Donald is a gentle and lonely young man living with his mother in a tiny, close-knit fishing village off the west coast of Scotland. Struggling to eke out a living for the two of them, he fishes, keeps crab pots and helps his Uncle Hugh when necessary. Unable to relate to his cousins or to the other villagers, Donald takes joy in nature and being on his own.

When he goes out to check his crab pots late one night, he witnesses something magical. Seized by the beauty of this spectacle, Donald acts out of character and does something unthinkable. Afterward, filled with remorse, Donald hopes to make up for his actions. But it’s too late. He will have to live with his deed for the rest of his life. How he manages the aftermath will make all the difference.

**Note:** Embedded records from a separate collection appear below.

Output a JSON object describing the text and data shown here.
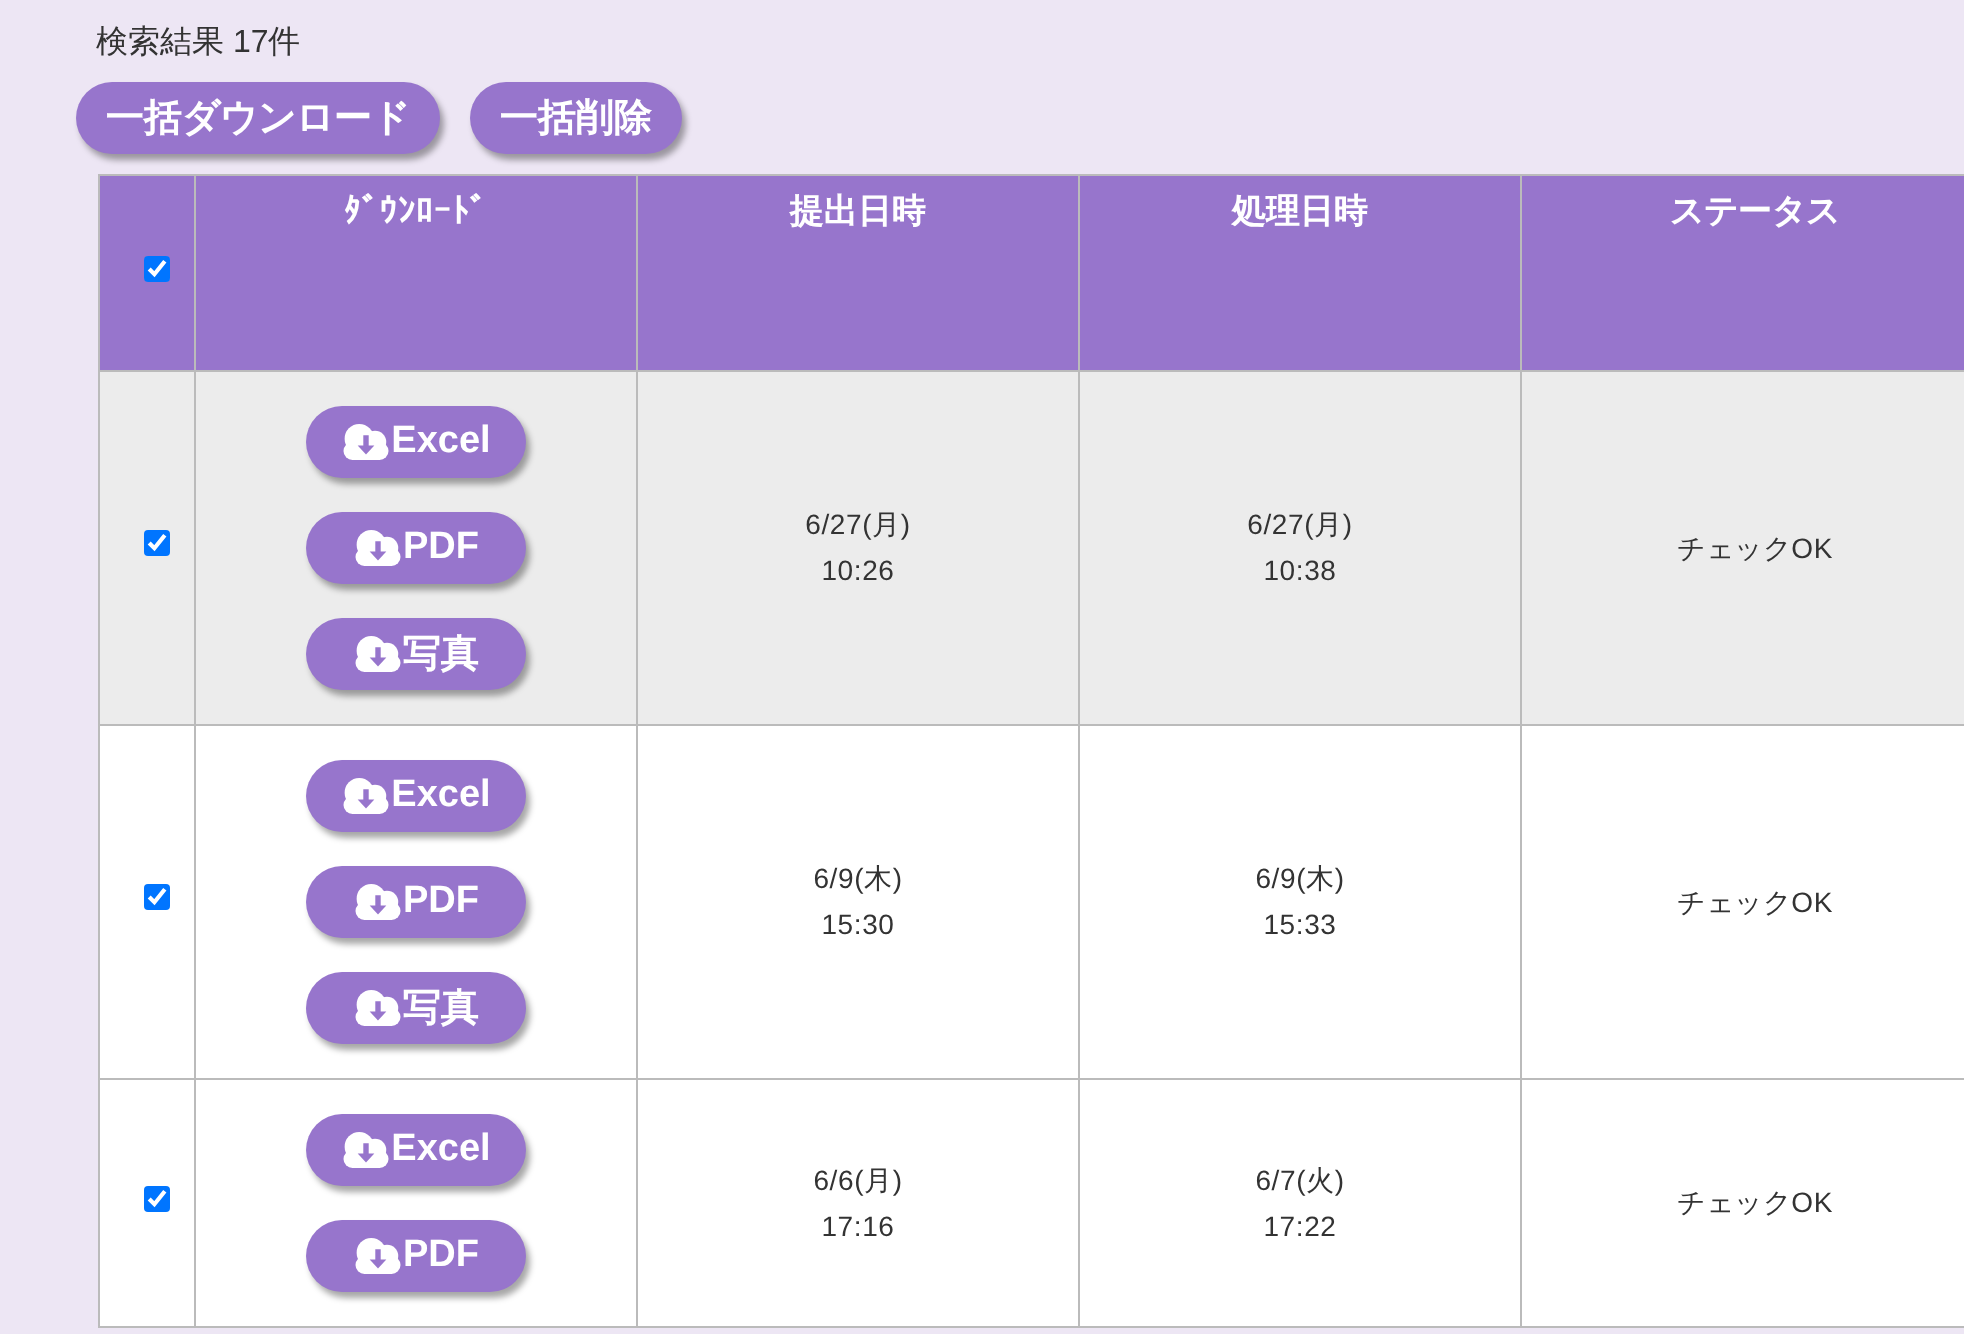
{
  "result_summary": "検索結果 17件",
  "bulk_buttons": [
    "一括ダウンロード",
    "一括削除"
  ],
  "table": {
    "select_all": {
      "checked": true
    },
    "columns": [
      "ﾀﾞｳﾝﾛｰﾄﾞ",
      "提出日時",
      "処理日時",
      "ステータス"
    ],
    "rows": [
      {
        "checked": true,
        "highlighted": true,
        "downloads": [
          "Excel",
          "PDF",
          "写真"
        ],
        "submitted": {
          "date": "6/27(月)",
          "time": "10:26"
        },
        "processed": {
          "date": "6/27(月)",
          "time": "10:38"
        },
        "status": "チェックOK"
      },
      {
        "checked": true,
        "highlighted": false,
        "downloads": [
          "Excel",
          "PDF",
          "写真"
        ],
        "submitted": {
          "date": "6/9(木)",
          "time": "15:30"
        },
        "processed": {
          "date": "6/9(木)",
          "time": "15:33"
        },
        "status": "チェックOK"
      },
      {
        "checked": true,
        "highlighted": false,
        "downloads": [
          "Excel",
          "PDF"
        ],
        "submitted": {
          "date": "6/6(月)",
          "time": "17:16"
        },
        "processed": {
          "date": "6/7(火)",
          "time": "17:22"
        },
        "status": "チェックOK"
      }
    ]
  }
}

I enjoyed this story, which is based on the legend of the selkies, one of my all-time favourite myths (for more on selkies see my review of this series). Bristow’s exploration of Donald’s character was skilful and refreshing—while Donald does something terrible, the writing is never heavy-handed or judgmental. Bristow shows her characters, presents the dilemma and lets the action play out naturally—no easy feat! Her writing is poignant and evocative of the harsh but magnificent landscape of the west coast of Scotland, an area I was lucky enough to visit last year. This is a beautifully-written and memorable novel, which I hope to reread someday.

Sealskin is available from Amazon UK, Amazon US and all good bookstores.